───── Records provided

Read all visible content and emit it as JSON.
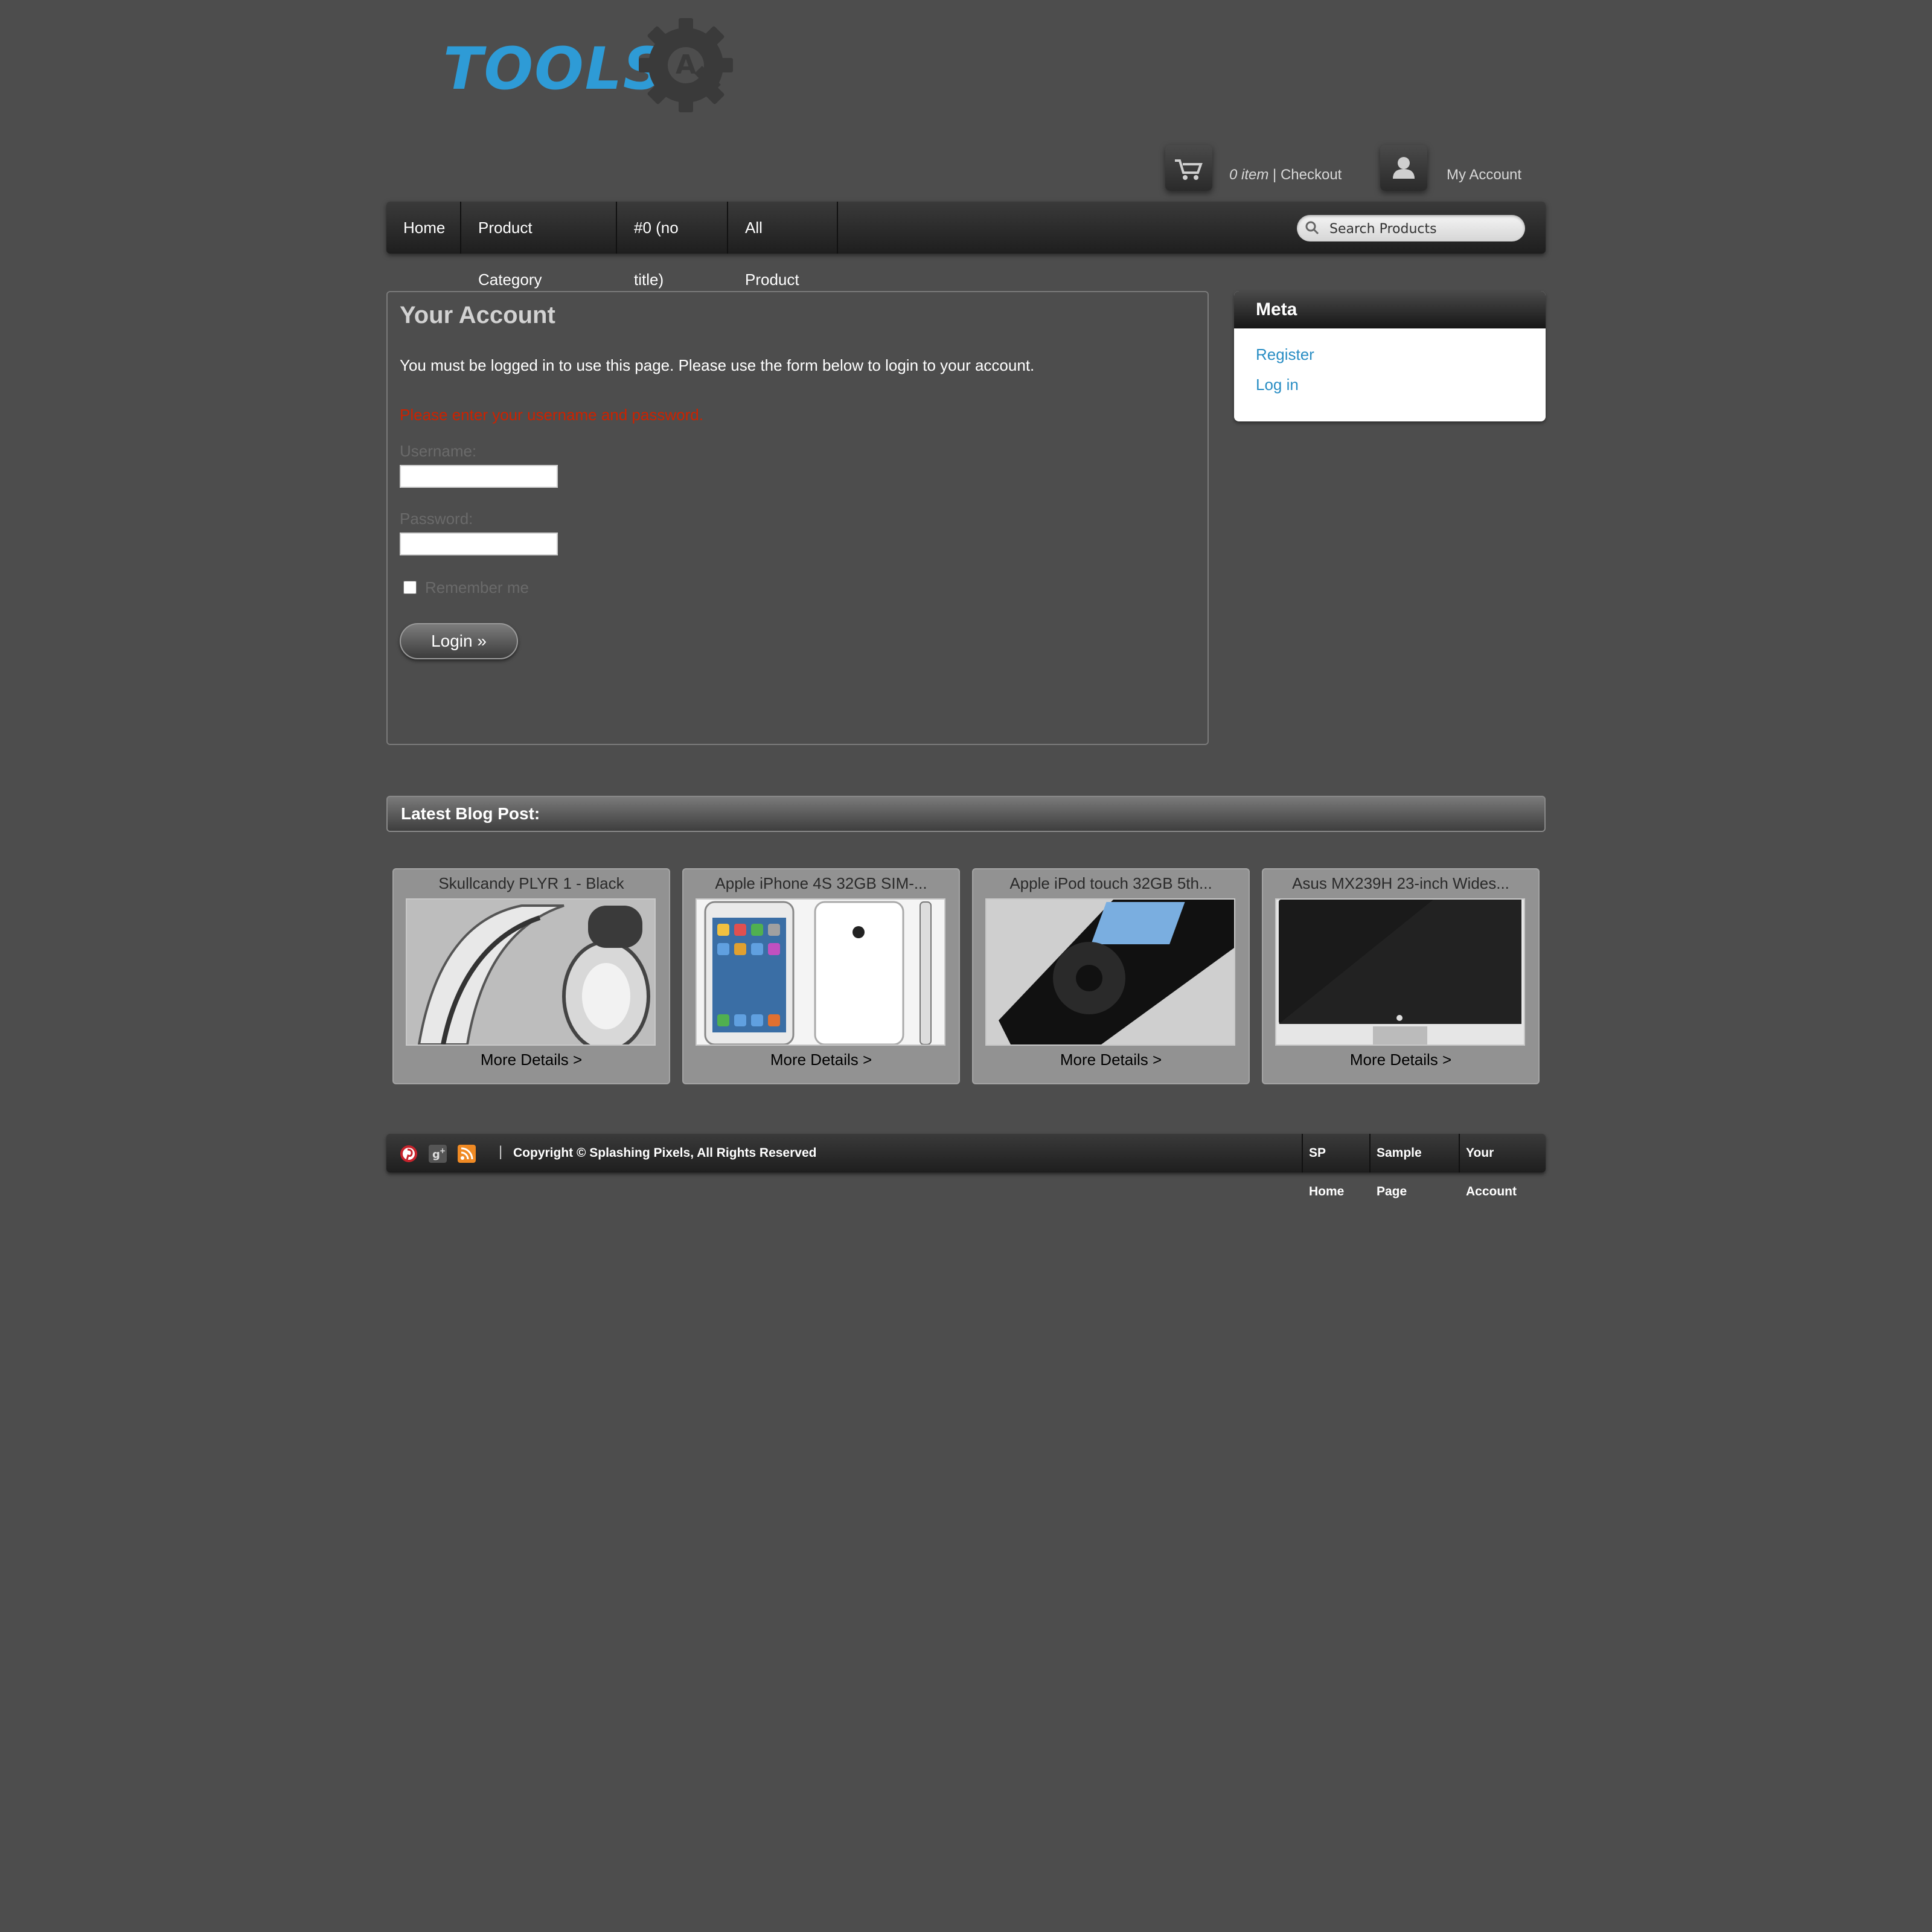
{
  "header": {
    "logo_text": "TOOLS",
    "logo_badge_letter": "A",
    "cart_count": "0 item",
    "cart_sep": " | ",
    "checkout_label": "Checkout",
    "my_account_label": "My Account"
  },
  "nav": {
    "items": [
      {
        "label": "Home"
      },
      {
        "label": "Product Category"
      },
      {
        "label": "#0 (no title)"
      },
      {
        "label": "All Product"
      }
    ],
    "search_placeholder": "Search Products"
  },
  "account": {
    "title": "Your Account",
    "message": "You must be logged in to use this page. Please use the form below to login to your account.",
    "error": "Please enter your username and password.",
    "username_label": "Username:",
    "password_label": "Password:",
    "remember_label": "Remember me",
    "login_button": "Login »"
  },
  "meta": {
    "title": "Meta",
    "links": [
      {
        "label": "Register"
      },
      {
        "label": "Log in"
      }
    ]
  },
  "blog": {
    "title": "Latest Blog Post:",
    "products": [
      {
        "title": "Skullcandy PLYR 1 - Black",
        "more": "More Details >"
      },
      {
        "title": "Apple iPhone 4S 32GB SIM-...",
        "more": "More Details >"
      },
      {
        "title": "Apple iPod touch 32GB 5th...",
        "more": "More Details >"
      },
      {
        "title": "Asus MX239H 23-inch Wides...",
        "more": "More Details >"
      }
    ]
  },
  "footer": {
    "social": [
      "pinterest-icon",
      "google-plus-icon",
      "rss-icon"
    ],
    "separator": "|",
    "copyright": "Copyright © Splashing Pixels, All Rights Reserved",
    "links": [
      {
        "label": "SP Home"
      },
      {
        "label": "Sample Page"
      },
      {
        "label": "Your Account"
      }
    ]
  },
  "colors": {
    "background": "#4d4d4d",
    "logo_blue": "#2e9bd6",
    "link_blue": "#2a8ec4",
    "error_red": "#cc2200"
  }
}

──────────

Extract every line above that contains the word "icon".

» Solution:
      "pinterest-icon",
      "google-plus-icon",
      "rss-icon"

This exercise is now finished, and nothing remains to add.